The value of primary credibility, which today is often achieved by being the main contributors to the project, can be seen by comparing the market caps, annualized revenue, and multiples of Elastic ($4.59 billion market cap, $160 million revenue, 29x) and MongoDB ($3.97 billion market cap, $155 million revenue, 26x) vs. (pre-merger) Hortonworks ($1.23 billion market cap, $262 million revenue, 5x) and Cloudera ($1.73 billion market cap, $367 million revenue, 5x). (Market caps as of November 27, 2018; revenue numbers are from latest reported fiscal year.)
Because Elastic and MongoDB had primary credibility in their respective communities, they were able to build a much more efficient business model, and capture far more value with less revenue than either Hortonworks or Cloudera, who had to raise more money and fight fiercely over the Hadoop market. (One could even speculate that the need to possess primary credibility was one of the reasons behind the recent Hortonworks/Cloudera merger.)
Once an open-source company has broad adoption and primary credibility, it can build a pipeline of companies who need assistance, and start layering in a variety of business models to build a sustainable business.
Since May 23, 2019, GitHub introduced GitHub Sponsors.
“The world runs on open source. None of it would be possible without the global team of maintainers, designers, programmers, researchers, teachers, writers, leaders—and more—who devote themselves to pushing technology forward. These extraordinary developers can now receive funding from the community that depends on their work, seamlessly through their GitHub profiles.”
The primary benefit of using GitHub Sponsors is that they charge zero fees. 100% of sponsorships go to the developers. The feature aims to reward developers for maintaining free software.

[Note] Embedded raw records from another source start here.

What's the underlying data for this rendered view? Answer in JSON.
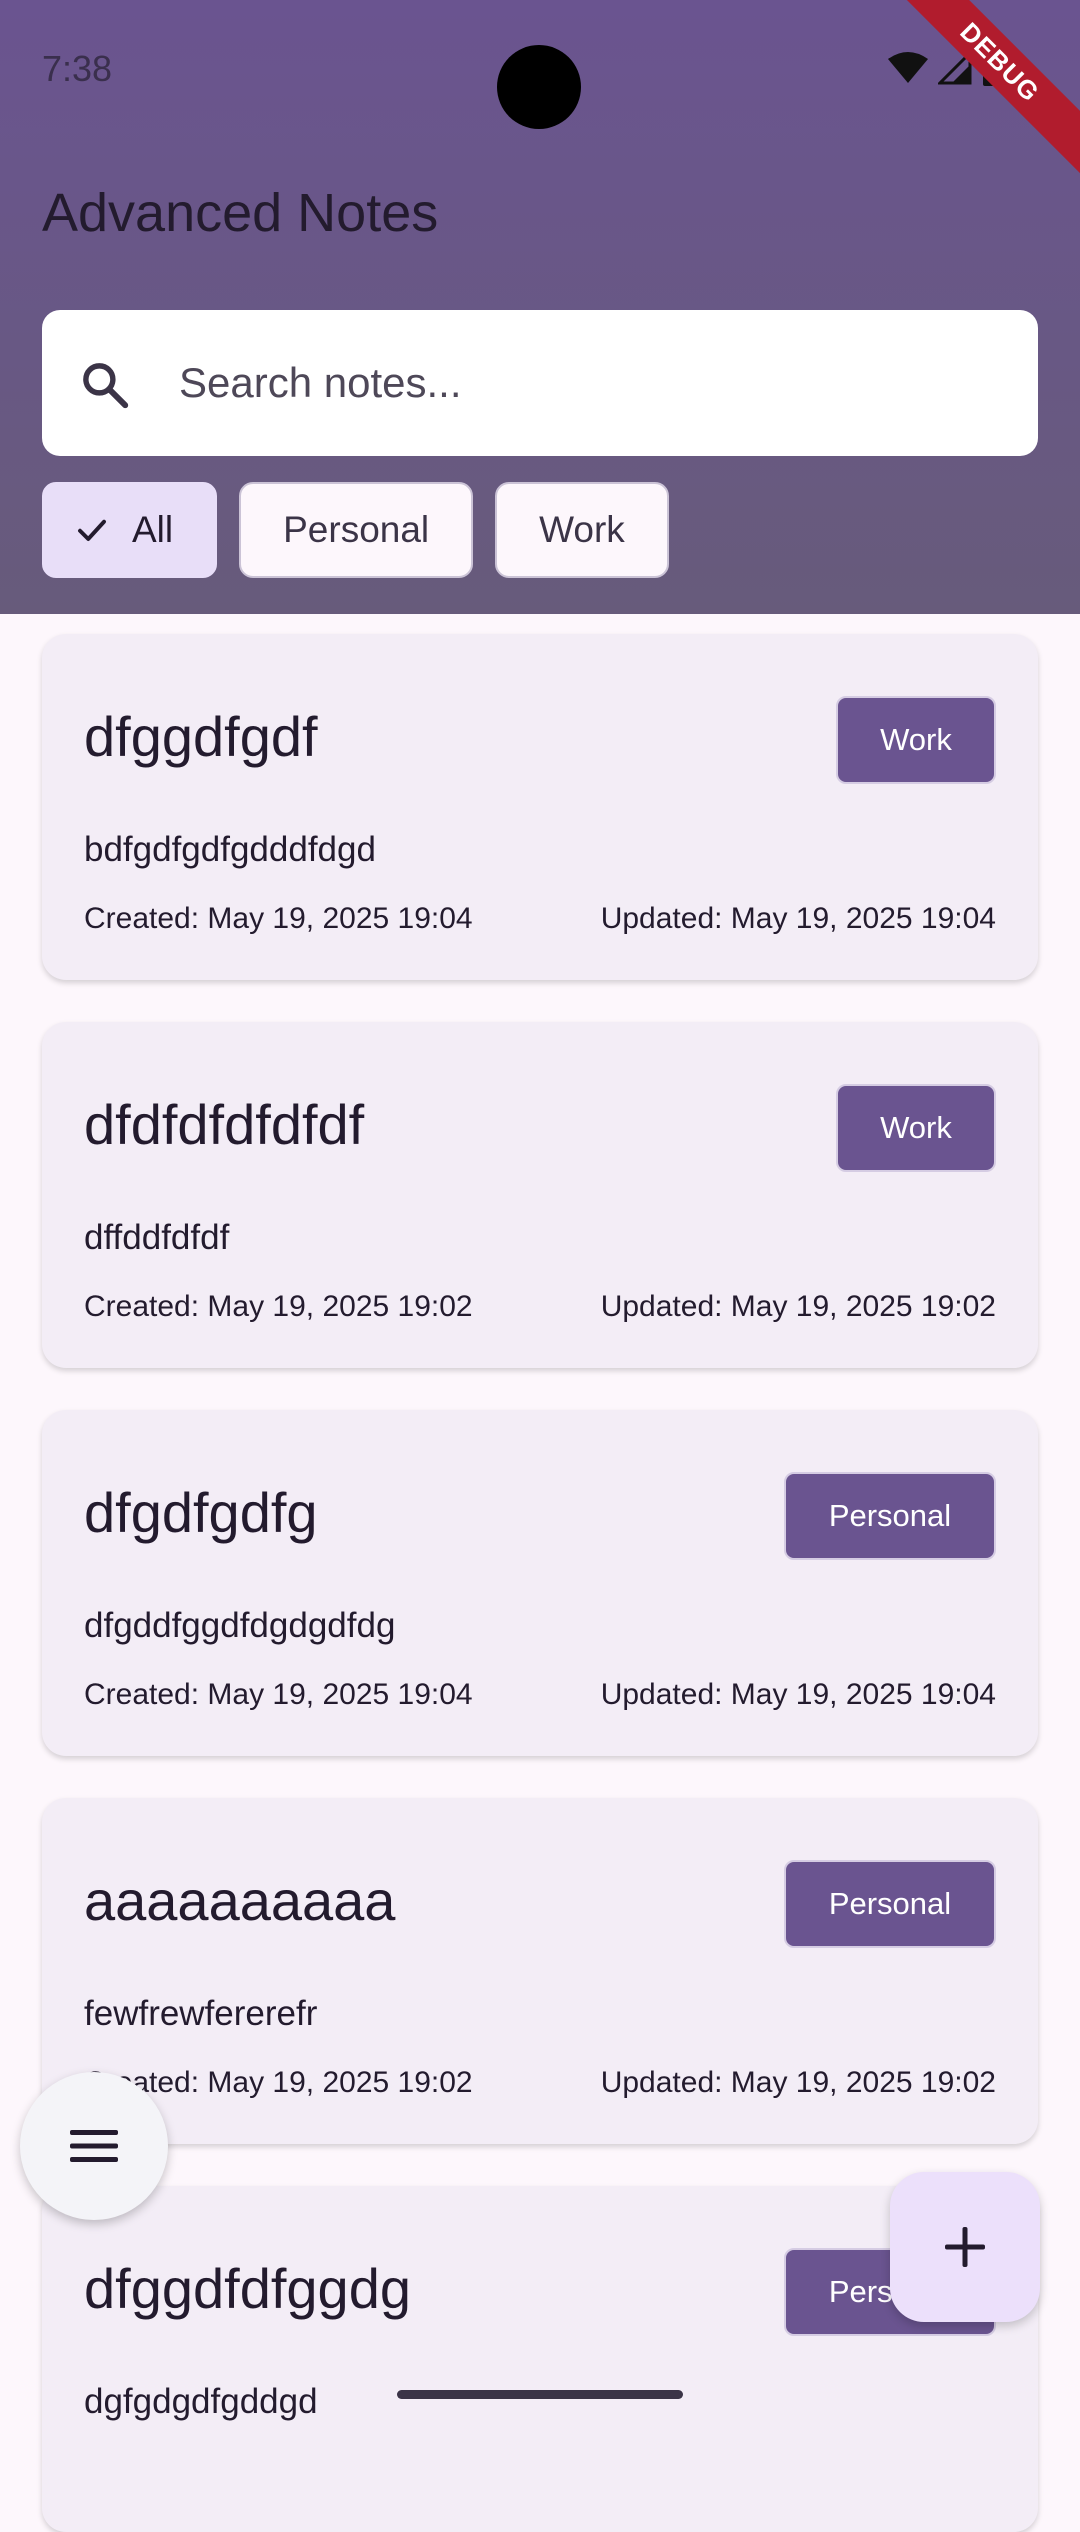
{
  "status_bar": {
    "time": "7:38",
    "debug_label": "DEBUG"
  },
  "app": {
    "title": "Advanced Notes"
  },
  "search": {
    "placeholder": "Search notes..."
  },
  "filters": [
    {
      "label": "All",
      "selected": true
    },
    {
      "label": "Personal",
      "selected": false
    },
    {
      "label": "Work",
      "selected": false
    }
  ],
  "notes": [
    {
      "title": "dfggdfgdf",
      "category": "Work",
      "content": "bdfgdfgdfgdddfdgd",
      "created": "Created: May 19, 2025 19:04",
      "updated": "Updated: May 19, 2025 19:04"
    },
    {
      "title": "dfdfdfdfdfdf",
      "category": "Work",
      "content": "dffddfdfdf",
      "created": "Created: May 19, 2025 19:02",
      "updated": "Updated: May 19, 2025 19:02"
    },
    {
      "title": "dfgdfgdfg",
      "category": "Personal",
      "content": "dfgddfggdfdgdgdfdg",
      "created": "Created: May 19, 2025 19:04",
      "updated": "Updated: May 19, 2025 19:04"
    },
    {
      "title": "aaaaaaaaaa",
      "category": "Personal",
      "content": "fewfrewfererefr",
      "created": "Created: May 19, 2025 19:02",
      "updated": "Updated: May 19, 2025 19:02"
    },
    {
      "title": "dfggdfdfggdg",
      "category": "Personal",
      "content": "dgfgdgdfgddgd",
      "created": "",
      "updated": ""
    }
  ],
  "icons": {
    "search": "search-icon",
    "check": "check-icon",
    "menu": "menu-icon",
    "add": "add-icon"
  },
  "colors": {
    "primary": "#6a5490",
    "header_bottom": "#675b7b",
    "chip_selected": "#e8def8",
    "card_bg": "#f3edf6",
    "debug": "#b11c2d"
  }
}
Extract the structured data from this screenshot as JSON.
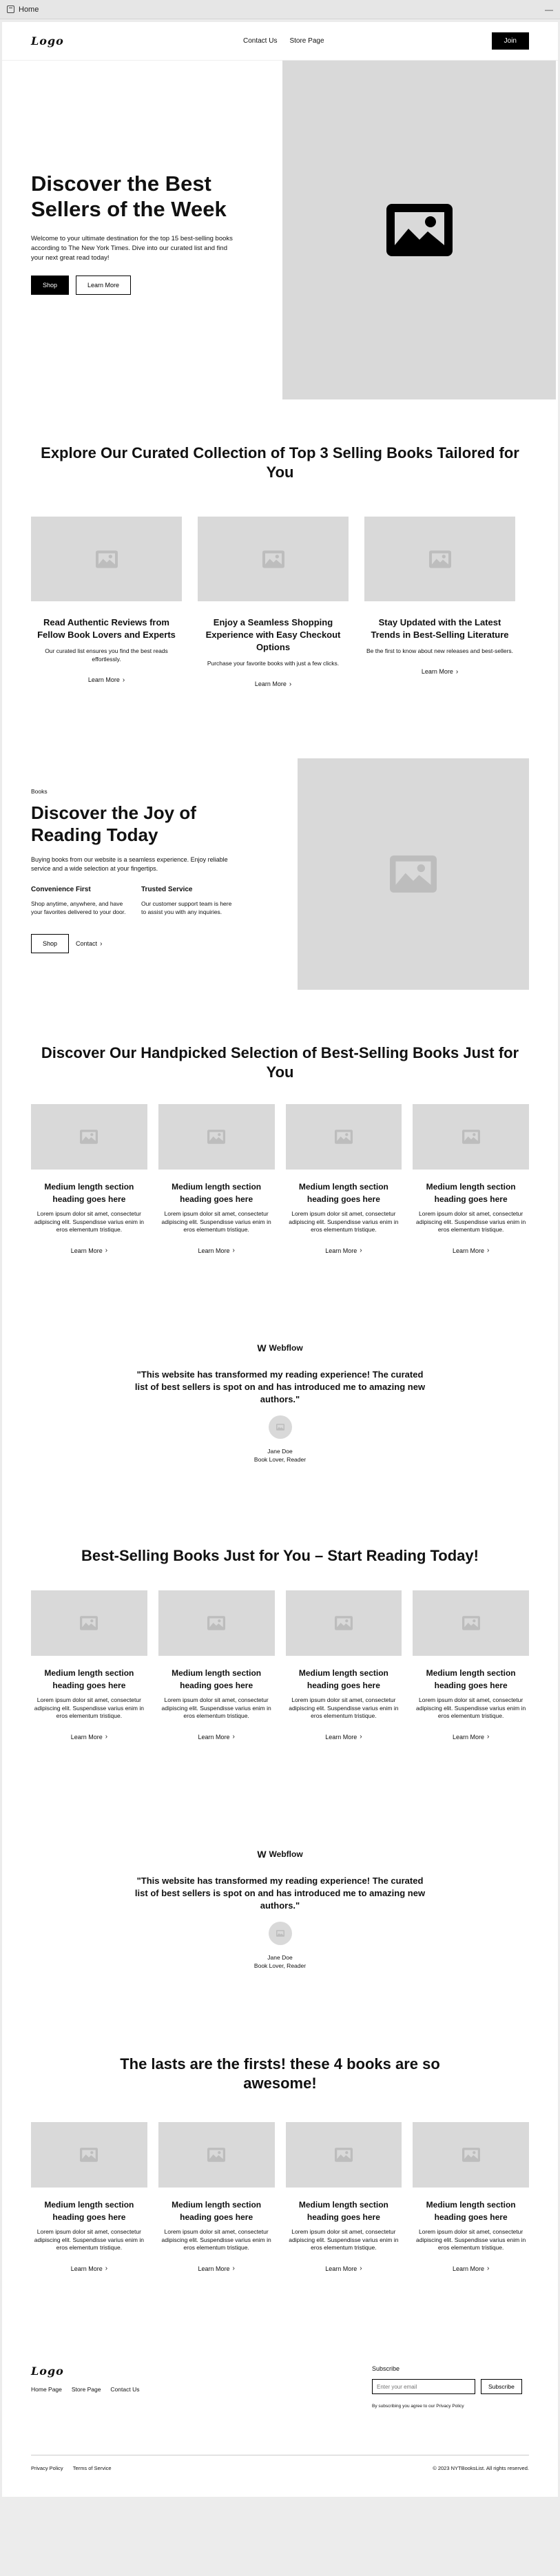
{
  "window": {
    "tab_title": "Home"
  },
  "nav": {
    "logo": "Logo",
    "links": [
      "Contact Us",
      "Store Page"
    ],
    "cta": "Join"
  },
  "hero": {
    "title": "Discover the Best Sellers of the Week",
    "description": "Welcome to your ultimate destination for the top 15 best-selling books according to The New York Times. Dive into our curated list and find your next great read today!",
    "primary": "Shop",
    "secondary": "Learn More"
  },
  "features": {
    "title": "Explore Our Curated Collection of Top 3 Selling Books Tailored for You",
    "items": [
      {
        "title": "Read Authentic Reviews from Fellow Book Lovers and Experts",
        "text": "Our curated list ensures you find the best reads effortlessly.",
        "link": "Learn More"
      },
      {
        "title": "Enjoy a Seamless Shopping Experience with Easy Checkout Options",
        "text": "Purchase your favorite books with just a few clicks.",
        "link": "Learn More"
      },
      {
        "title": "Stay Updated with the Latest Trends in Best-Selling Literature",
        "text": "Be the first to know about new releases and best-sellers.",
        "link": "Learn More"
      }
    ]
  },
  "split": {
    "tagline": "Books",
    "title": "Discover the Joy of Reading Today",
    "description": "Buying books from our website is a seamless experience. Enjoy reliable service and a wide selection at your fingertips.",
    "cols": [
      {
        "title": "Convenience First",
        "text": "Shop anytime, anywhere, and have your favorites delivered to your door."
      },
      {
        "title": "Trusted Service",
        "text": "Our customer support team is here to assist you with any inquiries."
      }
    ],
    "primary": "Shop",
    "secondary": "Contact"
  },
  "books1": {
    "title": "Discover Our Handpicked Selection of Best-Selling Books Just for You",
    "items": [
      {
        "title": "Medium length section heading goes here",
        "text": "Lorem ipsum dolor sit amet, consectetur adipiscing elit. Suspendisse varius enim in eros elementum tristique.",
        "link": "Learn More"
      },
      {
        "title": "Medium length section heading goes here",
        "text": "Lorem ipsum dolor sit amet, consectetur adipiscing elit. Suspendisse varius enim in eros elementum tristique.",
        "link": "Learn More"
      },
      {
        "title": "Medium length section heading goes here",
        "text": "Lorem ipsum dolor sit amet, consectetur adipiscing elit. Suspendisse varius enim in eros elementum tristique.",
        "link": "Learn More"
      },
      {
        "title": "Medium length section heading goes here",
        "text": "Lorem ipsum dolor sit amet, consectetur adipiscing elit. Suspendisse varius enim in eros elementum tristique.",
        "link": "Learn More"
      }
    ]
  },
  "testimonial1": {
    "brand": "Webflow",
    "quote": "\"This website has transformed my reading experience! The curated list of best sellers is spot on and has introduced me to amazing new authors.\"",
    "name": "Jane Doe",
    "role": "Book Lover, Reader"
  },
  "books2": {
    "title": "Best-Selling Books Just for You – Start Reading Today!",
    "items": [
      {
        "title": "Medium length section heading goes here",
        "text": "Lorem ipsum dolor sit amet, consectetur adipiscing elit. Suspendisse varius enim in eros elementum tristique.",
        "link": "Learn More"
      },
      {
        "title": "Medium length section heading goes here",
        "text": "Lorem ipsum dolor sit amet, consectetur adipiscing elit. Suspendisse varius enim in eros elementum tristique.",
        "link": "Learn More"
      },
      {
        "title": "Medium length section heading goes here",
        "text": "Lorem ipsum dolor sit amet, consectetur adipiscing elit. Suspendisse varius enim in eros elementum tristique.",
        "link": "Learn More"
      },
      {
        "title": "Medium length section heading goes here",
        "text": "Lorem ipsum dolor sit amet, consectetur adipiscing elit. Suspendisse varius enim in eros elementum tristique.",
        "link": "Learn More"
      }
    ]
  },
  "testimonial2": {
    "brand": "Webflow",
    "quote": "\"This website has transformed my reading experience! The curated list of best sellers is spot on and has introduced me to amazing new authors.\"",
    "name": "Jane Doe",
    "role": "Book Lover, Reader"
  },
  "books3": {
    "title": "The lasts are the firsts! these 4 books are so awesome!",
    "items": [
      {
        "title": "Medium length section heading goes here",
        "text": "Lorem ipsum dolor sit amet, consectetur adipiscing elit. Suspendisse varius enim in eros elementum tristique.",
        "link": "Learn More"
      },
      {
        "title": "Medium length section heading goes here",
        "text": "Lorem ipsum dolor sit amet, consectetur adipiscing elit. Suspendisse varius enim in eros elementum tristique.",
        "link": "Learn More"
      },
      {
        "title": "Medium length section heading goes here",
        "text": "Lorem ipsum dolor sit amet, consectetur adipiscing elit. Suspendisse varius enim in eros elementum tristique.",
        "link": "Learn More"
      },
      {
        "title": "Medium length section heading goes here",
        "text": "Lorem ipsum dolor sit amet, consectetur adipiscing elit. Suspendisse varius enim in eros elementum tristique.",
        "link": "Learn More"
      }
    ]
  },
  "footer": {
    "logo": "Logo",
    "links": [
      "Home Page",
      "Store Page",
      "Contact Us"
    ],
    "subscribe_title": "Subscribe",
    "email_placeholder": "Enter your email",
    "subscribe_button": "Subscribe",
    "consent": "By subscribing you agree to our Privacy Policy",
    "legal": [
      "Privacy Policy",
      "Terms of Service"
    ],
    "copyright": "© 2023 NYTBooksList. All rights reserved."
  }
}
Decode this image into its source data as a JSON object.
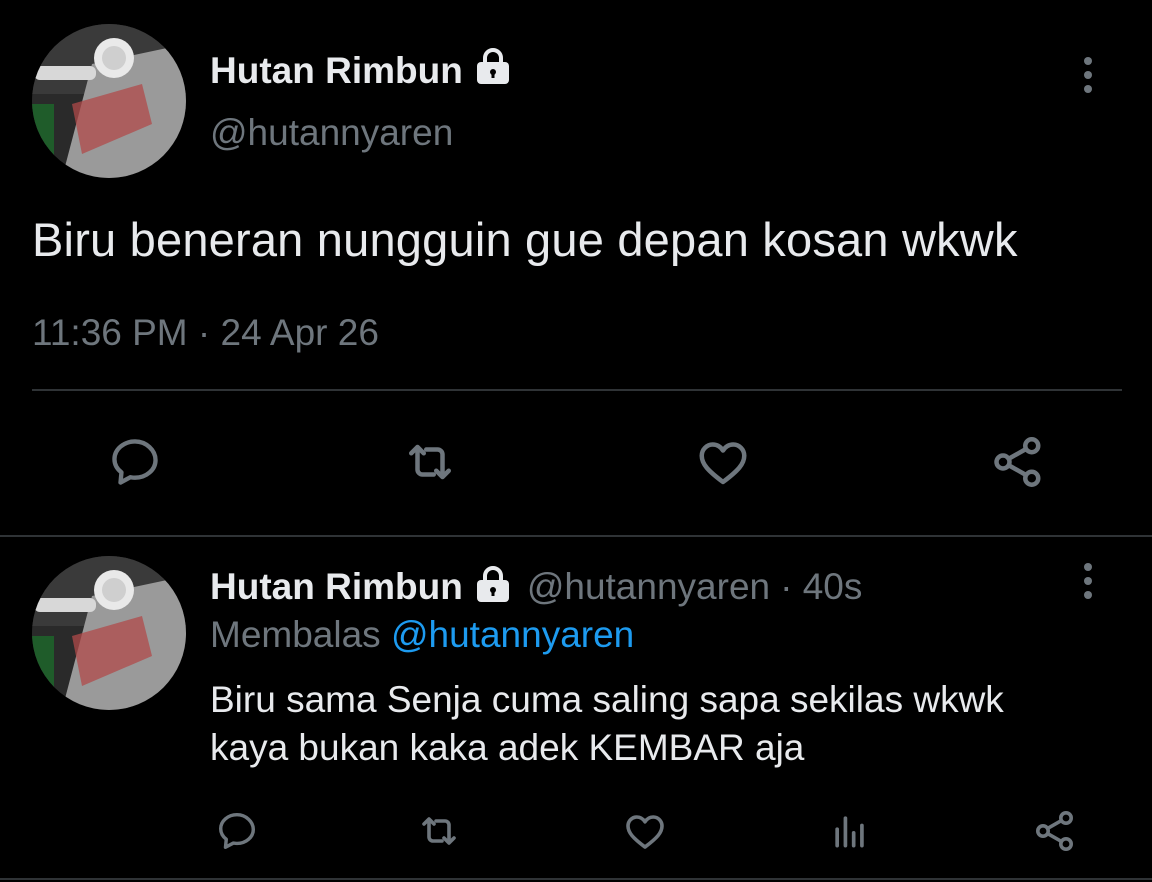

Yet, alternatives exist to receive sponsorships, such as Open Collective or Patreon.
(Source: Babel sponsors on GitHub)
Sponsorships are a great revenue stream for well-established open source projects that require more funds to stay afloat.
Sell associated content
Following on from point #3, you could also look at writing content for OSS rather than maintaining it or providing direct support for a product. If this sounds appealing, look for popular, or even quickly rising, OSS products and start creating user tutorials for them.
Here are a few examples of how you can create content for OSS products:
- Write and sell books about them. This can be done both through self-publishing or by pitching topics to publishers. The latter will take care of the editorial process and publishing steps, letting you focus on the writing. You’ll have to split the earnings with them, of course, but it will be worth it.
- Create video courses for platforms such as Udemy and Pluralsight. Doing this will generate passive income in the same way books do after you’ve published them. Plus, these platforms usually provide video training.
- Write sponsored posts about the products. This does not mean the owner of the open-source product will always pay you to write these posts, rather that some blogs will be interested in the topic and will be willing to pay writers to provide content about other topics.
In all these cases, it’s important to understand that, to make money from an open-source product, you don’t really need to write code. You can provide user-specific content based on these products and still make money.
Making money with open-source code might seem difficult. How do you even know where to start? How do you make sure that the code is free and within the laws of open-source? This book will answer all of these questions and more.